Even if the New Jersey Nets do not acquire Carmelo Anthony, they still might pull off a trade with the Denver Nuggets, one that would likely be a sore spot for their cross-river rivals in New York, according to high-ranking league officials.
If the New York Knicks send Danilo Gallinari, Raymond Felton, Wilson Chandler and Timofey Mozgov to Denver for Anthony, the Nets are in discussions to then acquire either Gallinari, Felton or Chandler plus Mozgov for two first-round draft picks.
That deal is obviously contingent upon the Knicks trading all those players to Denver for a package headlined by Anthony and Chauncey Billups.

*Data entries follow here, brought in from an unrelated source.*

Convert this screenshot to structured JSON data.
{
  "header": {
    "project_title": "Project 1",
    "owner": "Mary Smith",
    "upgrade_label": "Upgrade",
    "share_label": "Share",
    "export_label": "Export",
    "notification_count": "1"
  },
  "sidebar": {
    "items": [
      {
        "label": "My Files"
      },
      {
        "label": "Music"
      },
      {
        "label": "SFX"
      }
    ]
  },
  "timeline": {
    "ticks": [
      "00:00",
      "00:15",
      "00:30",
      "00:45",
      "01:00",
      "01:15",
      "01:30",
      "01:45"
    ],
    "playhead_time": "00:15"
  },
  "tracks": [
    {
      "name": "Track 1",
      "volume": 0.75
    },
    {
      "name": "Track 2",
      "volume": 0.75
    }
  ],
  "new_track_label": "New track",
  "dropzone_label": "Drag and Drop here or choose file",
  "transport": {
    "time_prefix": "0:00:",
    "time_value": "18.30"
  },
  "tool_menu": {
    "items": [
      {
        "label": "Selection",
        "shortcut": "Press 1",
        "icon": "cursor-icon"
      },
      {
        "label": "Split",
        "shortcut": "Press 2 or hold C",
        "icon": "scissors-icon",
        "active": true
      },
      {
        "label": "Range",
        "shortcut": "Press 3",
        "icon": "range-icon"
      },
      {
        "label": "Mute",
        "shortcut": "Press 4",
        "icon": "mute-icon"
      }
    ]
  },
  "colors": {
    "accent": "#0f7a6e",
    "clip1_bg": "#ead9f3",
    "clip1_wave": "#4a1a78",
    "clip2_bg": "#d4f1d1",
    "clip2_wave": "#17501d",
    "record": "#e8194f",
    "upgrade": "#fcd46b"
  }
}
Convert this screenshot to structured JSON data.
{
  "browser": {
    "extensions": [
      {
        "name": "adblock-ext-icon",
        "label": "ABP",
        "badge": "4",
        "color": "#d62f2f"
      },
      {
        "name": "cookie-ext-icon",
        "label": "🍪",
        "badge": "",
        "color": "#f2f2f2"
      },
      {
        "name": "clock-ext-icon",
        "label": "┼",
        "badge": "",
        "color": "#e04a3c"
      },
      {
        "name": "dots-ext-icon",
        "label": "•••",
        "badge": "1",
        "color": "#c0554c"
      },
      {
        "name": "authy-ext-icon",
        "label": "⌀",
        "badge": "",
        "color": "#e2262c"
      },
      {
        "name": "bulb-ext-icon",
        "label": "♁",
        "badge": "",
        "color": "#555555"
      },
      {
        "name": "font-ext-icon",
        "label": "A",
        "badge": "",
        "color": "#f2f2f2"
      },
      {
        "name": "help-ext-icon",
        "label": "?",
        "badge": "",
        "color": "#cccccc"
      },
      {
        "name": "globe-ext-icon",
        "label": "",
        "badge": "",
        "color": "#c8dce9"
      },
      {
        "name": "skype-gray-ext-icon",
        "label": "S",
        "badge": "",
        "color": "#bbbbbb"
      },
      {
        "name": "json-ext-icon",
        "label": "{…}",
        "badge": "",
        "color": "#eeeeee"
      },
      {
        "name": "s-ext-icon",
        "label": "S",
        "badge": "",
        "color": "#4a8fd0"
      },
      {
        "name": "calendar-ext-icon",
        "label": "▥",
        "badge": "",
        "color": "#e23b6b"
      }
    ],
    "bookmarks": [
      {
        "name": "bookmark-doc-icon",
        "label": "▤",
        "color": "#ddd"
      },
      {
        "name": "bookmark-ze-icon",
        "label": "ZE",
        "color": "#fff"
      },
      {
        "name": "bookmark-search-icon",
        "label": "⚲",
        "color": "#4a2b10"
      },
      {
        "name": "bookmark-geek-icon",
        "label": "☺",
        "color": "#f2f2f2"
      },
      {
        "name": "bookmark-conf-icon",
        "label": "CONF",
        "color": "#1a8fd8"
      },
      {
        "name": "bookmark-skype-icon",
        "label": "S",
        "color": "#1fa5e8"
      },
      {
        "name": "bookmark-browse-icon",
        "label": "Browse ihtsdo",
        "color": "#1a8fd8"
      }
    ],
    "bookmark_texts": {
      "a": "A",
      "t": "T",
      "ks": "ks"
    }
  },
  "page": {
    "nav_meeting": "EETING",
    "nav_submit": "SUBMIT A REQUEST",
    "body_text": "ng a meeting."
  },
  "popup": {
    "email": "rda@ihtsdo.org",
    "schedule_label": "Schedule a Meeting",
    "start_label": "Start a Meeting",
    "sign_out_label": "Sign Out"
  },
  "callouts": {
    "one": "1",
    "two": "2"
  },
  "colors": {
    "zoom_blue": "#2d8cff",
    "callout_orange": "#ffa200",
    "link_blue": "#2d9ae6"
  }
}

The Nets remain confident that they can acquire Anthony before the deadline, but if he instead is obtained by the Knicks, they see this trade as an alternative way to strengthen their team, the sources said.
The move could also burn the Knicks, who are reluctant to part with so many of their coveted young prospects, even for a player of Anthony's ability. To see a couple of them opening the Nets' new arena in Brooklyn could certainly be bothersome to the Knicks' franchise.
Knicks coach Mike D'Antoni says he's "ready for anything" as the deadline nears and the trade scenarios keep swirling.
"I think everybody is waiting the next three days to see what happens, see the cosmetics, see if it's big," he said Monday. "We're ready for anything but we do business as usual. We're preparing for Milwaukee."
Asked if he favored trading for Anthony while giving up three starters, D'Antoni said: "We could sit here, debate all day, but I'm not going to do it. It's just not worth it."
Although league rules generally preclude packaging players for two months after they are acquired via trade, Denver can package players acquired from New York in a subsequent trade with New Jersey if the players involved are sent to the Nets in separate but simultaneous smaller deals before Thursday's 3 p.m. ET trade deadline.
One example: New Jersey could trade Troy Murphy to the Nuggets as a trade exception that Denver would generate by the trade of Billups to New York. The Nets, then, would accept multiple players from Denver whose aggregated salaries are less than Murphy's. There are other combinations possible for the Nuggets and Nets to make two separate trades to satisfy league rules and convey the former Knicks to New Jersey.
Sources confirmed to ESPN.com a Friday report from the Bergen (N.J.) Record that New Jersey has agreed in principle to send prized rookie Derrick Favors, former All-Star guard Devin Harris, Murphy (and his expiring contract), Ben Uzoh and four first-round picks to Denver for Anthony, Billups, Shelden Williams, Melvin Ely and Renaldo Balkman. As ESPN.com reported Thursday night, Denver would then use at least one of those future first-round picks to package with Murphy -- either in this trade or in a separate deal -- to a third team yet to be determined.
That deal is contingent on Anthony signing a three-year, $65 million extension to remain in New Jersey long-term.
But the Nuggets are currently embroiled in talks with New York, Anthony's preferred destination. The Knicks are willing to send Gallinari, Chandler, Felton and a first-round pick to Denver, but the Nuggets are pushing for Mozgov, a 7-foot center, to be included in the package.
Landing Mozgov (and then trading him to New Jersey) would be a huge coup for Denver, since it would enable it to get the draft picks it desires, along with some of the Knicks' young talent, along with a savings of roughly $20 million this season.
Felton (2005, No. 5 by Bobcats), Chandler (2007, 23rd by Knicks) and Gallinari (2008, sixth by Knicks) are all former first-round picks. Mozgov, a former six-year pro in his native Russia, was signed as a free agent in July.
Anthony, meanwhile, was excused from the Nuggets' practice Monday night because he was in Burbank, Calif., taping a segment on "Conan."
Team spokesman Tim Gelt told The Associated Press that Anthony's absence was excused. Late Monday afternoon, Anthony tweeted: "Headed to Burbank to film THE CONAN SHOW."
Chris Broussard is a senior NBA writer for ESPN The Magazine. Information from ESPN.com senior NBA writer Marc Stein and The Associated Press was included.